---- Material for this task

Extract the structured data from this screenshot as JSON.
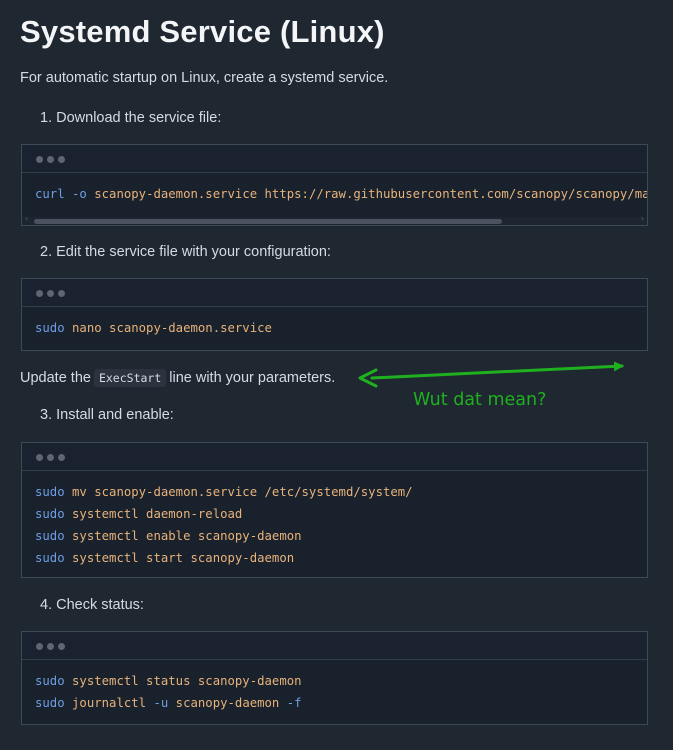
{
  "page": {
    "title": "Systemd Service (Linux)",
    "intro": "For automatic startup on Linux, create a systemd service.",
    "update_note": {
      "before": "Update the",
      "code": "ExecStart",
      "after": "line with your parameters."
    }
  },
  "steps": [
    {
      "label": "1. Download the service file:",
      "lines": [
        [
          {
            "t": "curl",
            "c": "cmd"
          },
          {
            "t": " "
          },
          {
            "t": "-o",
            "c": "flag"
          },
          {
            "t": " scanopy-daemon.service https://raw.githubusercontent.com/scanopy/scanopy/main/scanopy-daemon.service",
            "c": "arg"
          }
        ]
      ]
    },
    {
      "label": "2. Edit the service file with your configuration:",
      "lines": [
        [
          {
            "t": "sudo",
            "c": "cmd"
          },
          {
            "t": " nano scanopy-daemon.service",
            "c": "arg"
          }
        ]
      ]
    },
    {
      "label": "3. Install and enable:",
      "lines": [
        [
          {
            "t": "sudo",
            "c": "cmd"
          },
          {
            "t": " mv scanopy-daemon.service /etc/systemd/system/",
            "c": "arg"
          }
        ],
        [
          {
            "t": "sudo",
            "c": "cmd"
          },
          {
            "t": " systemctl daemon-reload",
            "c": "arg"
          }
        ],
        [
          {
            "t": "sudo",
            "c": "cmd"
          },
          {
            "t": " systemctl enable scanopy-daemon",
            "c": "arg"
          }
        ],
        [
          {
            "t": "sudo",
            "c": "cmd"
          },
          {
            "t": " systemctl start scanopy-daemon",
            "c": "arg"
          }
        ]
      ]
    },
    {
      "label": "4. Check status:",
      "lines": [
        [
          {
            "t": "sudo",
            "c": "cmd"
          },
          {
            "t": " systemctl status scanopy-daemon",
            "c": "arg"
          }
        ],
        [
          {
            "t": "sudo",
            "c": "cmd"
          },
          {
            "t": " journalctl ",
            "c": "arg"
          },
          {
            "t": "-u",
            "c": "flag"
          },
          {
            "t": " scanopy-daemon ",
            "c": "arg"
          },
          {
            "t": "-f",
            "c": "flag"
          }
        ]
      ]
    }
  ],
  "annotation": {
    "text": "Wut dat mean?",
    "color": "#1fb020"
  },
  "colors": {
    "background": "#1f2731",
    "code_background": "#18212c",
    "command": "#6e9ee3",
    "argument": "#e8b27a"
  },
  "icons": {
    "window_dots": "traffic-light-dots",
    "scroll_left": "chevron-left-icon",
    "scroll_right": "chevron-right-icon"
  }
}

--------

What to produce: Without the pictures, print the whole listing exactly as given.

Response area:
Extract the structured data from this screenshot as JSON.
{
  "page": {
    "title": "Systemd Service (Linux)",
    "intro": "For automatic startup on Linux, create a systemd service.",
    "update_note": {
      "before": "Update the",
      "code": "ExecStart",
      "after": "line with your parameters."
    }
  },
  "steps": [
    {
      "label": "1. Download the service file:",
      "lines": [
        [
          {
            "t": "curl",
            "c": "cmd"
          },
          {
            "t": " "
          },
          {
            "t": "-o",
            "c": "flag"
          },
          {
            "t": " scanopy-daemon.service https://raw.githubusercontent.com/scanopy/scanopy/main/scanopy-daemon.service",
            "c": "arg"
          }
        ]
      ]
    },
    {
      "label": "2. Edit the service file with your configuration:",
      "lines": [
        [
          {
            "t": "sudo",
            "c": "cmd"
          },
          {
            "t": " nano scanopy-daemon.service",
            "c": "arg"
          }
        ]
      ]
    },
    {
      "label": "3. Install and enable:",
      "lines": [
        [
          {
            "t": "sudo",
            "c": "cmd"
          },
          {
            "t": " mv scanopy-daemon.service /etc/systemd/system/",
            "c": "arg"
          }
        ],
        [
          {
            "t": "sudo",
            "c": "cmd"
          },
          {
            "t": " systemctl daemon-reload",
            "c": "arg"
          }
        ],
        [
          {
            "t": "sudo",
            "c": "cmd"
          },
          {
            "t": " systemctl enable scanopy-daemon",
            "c": "arg"
          }
        ],
        [
          {
            "t": "sudo",
            "c": "cmd"
          },
          {
            "t": " systemctl start scanopy-daemon",
            "c": "arg"
          }
        ]
      ]
    },
    {
      "label": "4. Check status:",
      "lines": [
        [
          {
            "t": "sudo",
            "c": "cmd"
          },
          {
            "t": " systemctl status scanopy-daemon",
            "c": "arg"
          }
        ],
        [
          {
            "t": "sudo",
            "c": "cmd"
          },
          {
            "t": " journalctl ",
            "c": "arg"
          },
          {
            "t": "-u",
            "c": "flag"
          },
          {
            "t": " scanopy-daemon ",
            "c": "arg"
          },
          {
            "t": "-f",
            "c": "flag"
          }
        ]
      ]
    }
  ],
  "annotation": {
    "text": "Wut dat mean?",
    "color": "#1fb020"
  },
  "colors": {
    "background": "#1f2731",
    "code_background": "#18212c",
    "command": "#6e9ee3",
    "argument": "#e8b27a"
  },
  "icons": {
    "window_dots": "traffic-light-dots",
    "scroll_left": "chevron-left-icon",
    "scroll_right": "chevron-right-icon"
  }
}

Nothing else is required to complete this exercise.